> _Task description_
Your task is to find every line in the records that holds the string "title" and copy it.

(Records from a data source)
Content starts
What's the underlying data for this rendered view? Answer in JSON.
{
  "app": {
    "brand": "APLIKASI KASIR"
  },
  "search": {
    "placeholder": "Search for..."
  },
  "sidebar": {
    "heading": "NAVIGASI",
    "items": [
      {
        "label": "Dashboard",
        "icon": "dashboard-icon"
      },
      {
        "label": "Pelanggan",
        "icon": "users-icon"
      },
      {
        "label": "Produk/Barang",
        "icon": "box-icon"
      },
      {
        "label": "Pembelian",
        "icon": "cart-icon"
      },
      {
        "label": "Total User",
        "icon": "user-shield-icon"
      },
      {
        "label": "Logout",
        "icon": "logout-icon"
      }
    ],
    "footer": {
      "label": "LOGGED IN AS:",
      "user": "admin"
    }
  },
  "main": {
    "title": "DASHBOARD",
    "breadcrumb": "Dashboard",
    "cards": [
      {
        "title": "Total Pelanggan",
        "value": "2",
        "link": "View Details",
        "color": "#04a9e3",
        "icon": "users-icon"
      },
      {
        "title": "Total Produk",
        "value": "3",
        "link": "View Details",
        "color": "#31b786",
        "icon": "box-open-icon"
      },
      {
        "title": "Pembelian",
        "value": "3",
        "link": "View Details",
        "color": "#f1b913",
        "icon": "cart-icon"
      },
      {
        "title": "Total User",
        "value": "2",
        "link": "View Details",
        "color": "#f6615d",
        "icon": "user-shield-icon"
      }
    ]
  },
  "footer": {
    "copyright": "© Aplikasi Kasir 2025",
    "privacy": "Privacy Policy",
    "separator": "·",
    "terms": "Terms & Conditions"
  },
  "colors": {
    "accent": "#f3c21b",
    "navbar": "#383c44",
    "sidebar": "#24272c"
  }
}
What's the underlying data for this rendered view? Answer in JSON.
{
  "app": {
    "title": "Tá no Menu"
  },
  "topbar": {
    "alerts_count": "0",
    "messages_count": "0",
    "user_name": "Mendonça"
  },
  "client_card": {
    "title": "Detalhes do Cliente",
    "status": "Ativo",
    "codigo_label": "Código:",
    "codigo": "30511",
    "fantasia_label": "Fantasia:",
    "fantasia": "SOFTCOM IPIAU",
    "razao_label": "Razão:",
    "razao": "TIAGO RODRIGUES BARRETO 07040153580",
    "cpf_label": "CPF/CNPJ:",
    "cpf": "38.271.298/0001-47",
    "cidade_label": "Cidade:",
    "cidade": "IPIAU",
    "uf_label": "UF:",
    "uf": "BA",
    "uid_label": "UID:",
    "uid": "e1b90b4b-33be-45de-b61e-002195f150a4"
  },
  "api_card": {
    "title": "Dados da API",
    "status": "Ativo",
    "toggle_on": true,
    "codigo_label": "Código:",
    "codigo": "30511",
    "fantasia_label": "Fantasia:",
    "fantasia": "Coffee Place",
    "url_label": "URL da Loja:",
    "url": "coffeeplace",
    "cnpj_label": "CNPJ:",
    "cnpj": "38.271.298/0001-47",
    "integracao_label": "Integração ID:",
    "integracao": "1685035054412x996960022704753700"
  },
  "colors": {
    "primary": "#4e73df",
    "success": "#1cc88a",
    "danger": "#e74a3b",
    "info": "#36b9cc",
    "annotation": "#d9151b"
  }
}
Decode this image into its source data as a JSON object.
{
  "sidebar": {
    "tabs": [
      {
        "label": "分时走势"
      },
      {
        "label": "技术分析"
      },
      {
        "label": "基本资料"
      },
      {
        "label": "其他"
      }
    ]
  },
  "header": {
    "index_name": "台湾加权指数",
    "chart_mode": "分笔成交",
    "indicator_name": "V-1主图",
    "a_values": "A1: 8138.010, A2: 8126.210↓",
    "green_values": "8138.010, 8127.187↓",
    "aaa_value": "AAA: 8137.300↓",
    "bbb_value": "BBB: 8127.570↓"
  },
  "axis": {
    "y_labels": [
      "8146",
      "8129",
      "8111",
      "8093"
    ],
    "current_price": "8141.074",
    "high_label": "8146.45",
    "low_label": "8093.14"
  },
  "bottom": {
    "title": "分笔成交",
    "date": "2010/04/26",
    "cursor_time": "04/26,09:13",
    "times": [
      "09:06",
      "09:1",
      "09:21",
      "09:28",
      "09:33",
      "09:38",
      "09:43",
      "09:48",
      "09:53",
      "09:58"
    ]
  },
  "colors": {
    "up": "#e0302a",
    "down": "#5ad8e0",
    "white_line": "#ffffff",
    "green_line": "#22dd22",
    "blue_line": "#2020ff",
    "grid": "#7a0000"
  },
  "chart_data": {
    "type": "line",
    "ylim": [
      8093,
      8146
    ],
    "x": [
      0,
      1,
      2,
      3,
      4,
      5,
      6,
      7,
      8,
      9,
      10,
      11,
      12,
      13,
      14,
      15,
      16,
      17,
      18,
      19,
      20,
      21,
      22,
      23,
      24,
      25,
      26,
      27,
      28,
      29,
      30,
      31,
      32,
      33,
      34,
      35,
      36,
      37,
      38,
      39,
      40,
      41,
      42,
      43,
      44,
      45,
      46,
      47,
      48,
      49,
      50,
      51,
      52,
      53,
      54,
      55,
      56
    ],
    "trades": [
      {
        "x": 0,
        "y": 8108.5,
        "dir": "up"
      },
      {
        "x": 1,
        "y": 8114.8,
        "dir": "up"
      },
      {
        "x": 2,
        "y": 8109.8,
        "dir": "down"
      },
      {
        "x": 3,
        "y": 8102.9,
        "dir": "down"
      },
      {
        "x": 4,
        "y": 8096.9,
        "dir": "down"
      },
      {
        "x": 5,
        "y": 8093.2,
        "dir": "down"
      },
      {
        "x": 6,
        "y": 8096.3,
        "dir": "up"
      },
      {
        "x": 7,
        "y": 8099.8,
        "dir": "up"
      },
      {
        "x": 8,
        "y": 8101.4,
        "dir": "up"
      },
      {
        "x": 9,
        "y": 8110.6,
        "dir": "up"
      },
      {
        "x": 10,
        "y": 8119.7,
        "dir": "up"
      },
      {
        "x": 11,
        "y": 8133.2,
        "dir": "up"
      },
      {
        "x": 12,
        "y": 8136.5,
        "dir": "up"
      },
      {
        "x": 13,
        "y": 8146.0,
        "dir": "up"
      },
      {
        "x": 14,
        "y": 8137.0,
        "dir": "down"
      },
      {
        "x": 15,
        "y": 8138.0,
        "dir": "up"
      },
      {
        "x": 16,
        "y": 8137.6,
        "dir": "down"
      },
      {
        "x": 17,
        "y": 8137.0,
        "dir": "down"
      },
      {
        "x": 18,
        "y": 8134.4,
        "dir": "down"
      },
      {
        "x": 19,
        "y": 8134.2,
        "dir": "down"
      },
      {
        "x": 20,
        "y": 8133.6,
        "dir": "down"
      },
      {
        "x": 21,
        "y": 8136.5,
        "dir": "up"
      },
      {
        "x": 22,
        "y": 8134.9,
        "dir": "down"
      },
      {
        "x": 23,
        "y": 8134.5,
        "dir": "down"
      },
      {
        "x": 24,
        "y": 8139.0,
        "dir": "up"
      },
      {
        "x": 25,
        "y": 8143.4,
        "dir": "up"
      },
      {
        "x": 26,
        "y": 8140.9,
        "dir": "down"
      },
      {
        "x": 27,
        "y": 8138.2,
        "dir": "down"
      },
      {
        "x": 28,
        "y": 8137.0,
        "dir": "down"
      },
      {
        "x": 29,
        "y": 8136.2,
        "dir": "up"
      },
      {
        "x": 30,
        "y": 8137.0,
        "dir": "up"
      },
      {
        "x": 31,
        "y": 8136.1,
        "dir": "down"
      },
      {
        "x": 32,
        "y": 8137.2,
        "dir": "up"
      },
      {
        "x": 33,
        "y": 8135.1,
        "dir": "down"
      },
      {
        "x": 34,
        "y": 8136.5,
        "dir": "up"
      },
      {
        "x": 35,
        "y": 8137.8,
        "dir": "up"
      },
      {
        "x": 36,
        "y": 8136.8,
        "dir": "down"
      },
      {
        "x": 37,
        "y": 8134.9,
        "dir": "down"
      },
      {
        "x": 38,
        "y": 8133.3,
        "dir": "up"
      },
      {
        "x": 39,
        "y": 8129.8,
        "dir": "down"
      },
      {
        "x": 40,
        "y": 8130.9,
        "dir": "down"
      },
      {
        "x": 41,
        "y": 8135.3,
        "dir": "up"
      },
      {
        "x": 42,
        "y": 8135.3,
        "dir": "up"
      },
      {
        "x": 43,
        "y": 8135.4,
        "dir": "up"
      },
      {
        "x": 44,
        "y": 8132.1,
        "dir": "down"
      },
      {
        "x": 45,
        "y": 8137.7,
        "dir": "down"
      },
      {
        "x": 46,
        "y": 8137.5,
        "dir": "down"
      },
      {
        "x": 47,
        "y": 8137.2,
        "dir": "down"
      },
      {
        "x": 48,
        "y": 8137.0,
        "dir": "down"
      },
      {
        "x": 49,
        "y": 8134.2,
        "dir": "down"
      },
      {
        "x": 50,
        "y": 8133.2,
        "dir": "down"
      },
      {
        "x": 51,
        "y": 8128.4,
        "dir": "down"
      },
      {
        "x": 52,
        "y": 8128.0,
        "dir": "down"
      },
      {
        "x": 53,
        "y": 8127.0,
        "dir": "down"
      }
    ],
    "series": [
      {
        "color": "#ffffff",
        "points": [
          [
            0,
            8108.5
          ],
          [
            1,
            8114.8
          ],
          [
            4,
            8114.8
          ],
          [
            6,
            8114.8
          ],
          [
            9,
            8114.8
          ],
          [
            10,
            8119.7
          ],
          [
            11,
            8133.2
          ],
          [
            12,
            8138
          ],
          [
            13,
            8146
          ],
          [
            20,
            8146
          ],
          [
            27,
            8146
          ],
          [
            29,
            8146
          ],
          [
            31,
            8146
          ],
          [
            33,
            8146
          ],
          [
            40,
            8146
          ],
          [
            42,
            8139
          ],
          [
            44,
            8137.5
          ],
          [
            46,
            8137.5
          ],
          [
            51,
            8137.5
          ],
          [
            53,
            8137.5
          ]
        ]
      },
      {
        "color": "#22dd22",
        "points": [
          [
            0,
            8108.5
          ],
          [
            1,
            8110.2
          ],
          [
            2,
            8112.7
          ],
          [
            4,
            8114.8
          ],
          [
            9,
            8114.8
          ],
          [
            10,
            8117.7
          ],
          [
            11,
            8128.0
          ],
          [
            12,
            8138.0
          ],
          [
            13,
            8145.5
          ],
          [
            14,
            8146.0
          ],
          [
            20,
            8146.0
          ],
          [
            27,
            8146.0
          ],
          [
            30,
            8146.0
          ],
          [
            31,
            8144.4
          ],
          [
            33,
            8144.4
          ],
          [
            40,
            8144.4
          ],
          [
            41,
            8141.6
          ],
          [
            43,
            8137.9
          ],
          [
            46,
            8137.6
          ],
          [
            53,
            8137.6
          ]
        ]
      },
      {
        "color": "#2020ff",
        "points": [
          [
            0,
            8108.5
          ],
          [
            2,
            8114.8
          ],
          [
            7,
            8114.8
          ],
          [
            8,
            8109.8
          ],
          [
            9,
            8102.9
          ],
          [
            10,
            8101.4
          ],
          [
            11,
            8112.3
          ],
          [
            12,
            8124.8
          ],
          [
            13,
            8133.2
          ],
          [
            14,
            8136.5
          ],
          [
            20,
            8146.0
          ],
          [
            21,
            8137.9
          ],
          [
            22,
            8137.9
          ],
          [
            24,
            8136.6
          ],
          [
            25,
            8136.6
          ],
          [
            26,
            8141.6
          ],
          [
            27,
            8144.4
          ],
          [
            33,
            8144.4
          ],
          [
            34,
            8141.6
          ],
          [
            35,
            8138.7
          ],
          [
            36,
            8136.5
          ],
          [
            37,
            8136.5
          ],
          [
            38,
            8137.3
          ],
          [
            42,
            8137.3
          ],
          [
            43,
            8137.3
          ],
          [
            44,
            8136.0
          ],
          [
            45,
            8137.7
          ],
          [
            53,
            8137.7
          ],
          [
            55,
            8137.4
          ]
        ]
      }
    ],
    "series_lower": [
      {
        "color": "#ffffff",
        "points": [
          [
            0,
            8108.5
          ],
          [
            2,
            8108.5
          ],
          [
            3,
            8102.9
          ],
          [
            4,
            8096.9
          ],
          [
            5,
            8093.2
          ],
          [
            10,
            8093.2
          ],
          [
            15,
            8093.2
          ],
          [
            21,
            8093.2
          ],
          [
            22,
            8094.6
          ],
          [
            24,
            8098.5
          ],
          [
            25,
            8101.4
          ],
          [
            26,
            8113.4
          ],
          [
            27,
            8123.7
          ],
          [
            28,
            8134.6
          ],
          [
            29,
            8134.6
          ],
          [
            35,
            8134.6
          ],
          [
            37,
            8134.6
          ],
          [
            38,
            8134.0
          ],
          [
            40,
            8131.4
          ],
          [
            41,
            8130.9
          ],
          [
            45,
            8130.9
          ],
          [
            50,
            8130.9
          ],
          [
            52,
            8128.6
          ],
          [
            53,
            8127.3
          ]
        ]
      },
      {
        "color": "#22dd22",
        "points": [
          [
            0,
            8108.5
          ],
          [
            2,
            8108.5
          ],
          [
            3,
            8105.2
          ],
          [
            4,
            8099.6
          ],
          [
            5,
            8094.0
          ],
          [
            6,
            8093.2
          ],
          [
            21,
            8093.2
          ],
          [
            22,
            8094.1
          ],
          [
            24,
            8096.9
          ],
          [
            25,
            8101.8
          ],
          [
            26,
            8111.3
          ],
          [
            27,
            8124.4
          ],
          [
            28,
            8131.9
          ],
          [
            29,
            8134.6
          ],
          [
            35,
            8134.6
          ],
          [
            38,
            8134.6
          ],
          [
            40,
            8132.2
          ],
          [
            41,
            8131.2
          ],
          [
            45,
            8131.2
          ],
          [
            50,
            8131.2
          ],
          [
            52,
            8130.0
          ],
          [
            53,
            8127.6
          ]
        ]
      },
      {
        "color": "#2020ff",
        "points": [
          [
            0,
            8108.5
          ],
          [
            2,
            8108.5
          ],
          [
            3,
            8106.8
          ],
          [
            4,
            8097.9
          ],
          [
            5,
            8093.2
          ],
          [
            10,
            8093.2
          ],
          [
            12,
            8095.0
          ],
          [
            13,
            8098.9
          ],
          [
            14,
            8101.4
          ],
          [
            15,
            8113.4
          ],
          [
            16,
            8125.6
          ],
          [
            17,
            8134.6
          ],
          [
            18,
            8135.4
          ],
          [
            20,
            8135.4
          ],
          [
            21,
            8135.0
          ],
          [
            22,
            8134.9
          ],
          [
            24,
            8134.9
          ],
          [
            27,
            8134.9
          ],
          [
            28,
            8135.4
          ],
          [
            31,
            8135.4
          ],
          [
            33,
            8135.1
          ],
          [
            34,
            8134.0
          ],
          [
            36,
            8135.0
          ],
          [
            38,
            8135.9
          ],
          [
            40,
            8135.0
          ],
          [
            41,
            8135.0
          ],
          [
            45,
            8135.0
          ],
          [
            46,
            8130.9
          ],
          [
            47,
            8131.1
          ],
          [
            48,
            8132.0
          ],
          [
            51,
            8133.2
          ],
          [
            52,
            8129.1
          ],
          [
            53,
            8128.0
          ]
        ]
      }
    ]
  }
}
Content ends
> _Task answer_
    "title": "DASHBOARD",
        "title": "Total Pelanggan",
        "title": "Total Produk",
        "title": "Pembelian",
        "title": "Total User",
    "title": "Tá no Menu"
    "title": "Detalhes do Cliente",
    "title": "Dados da API",
    "title": "分笔成交",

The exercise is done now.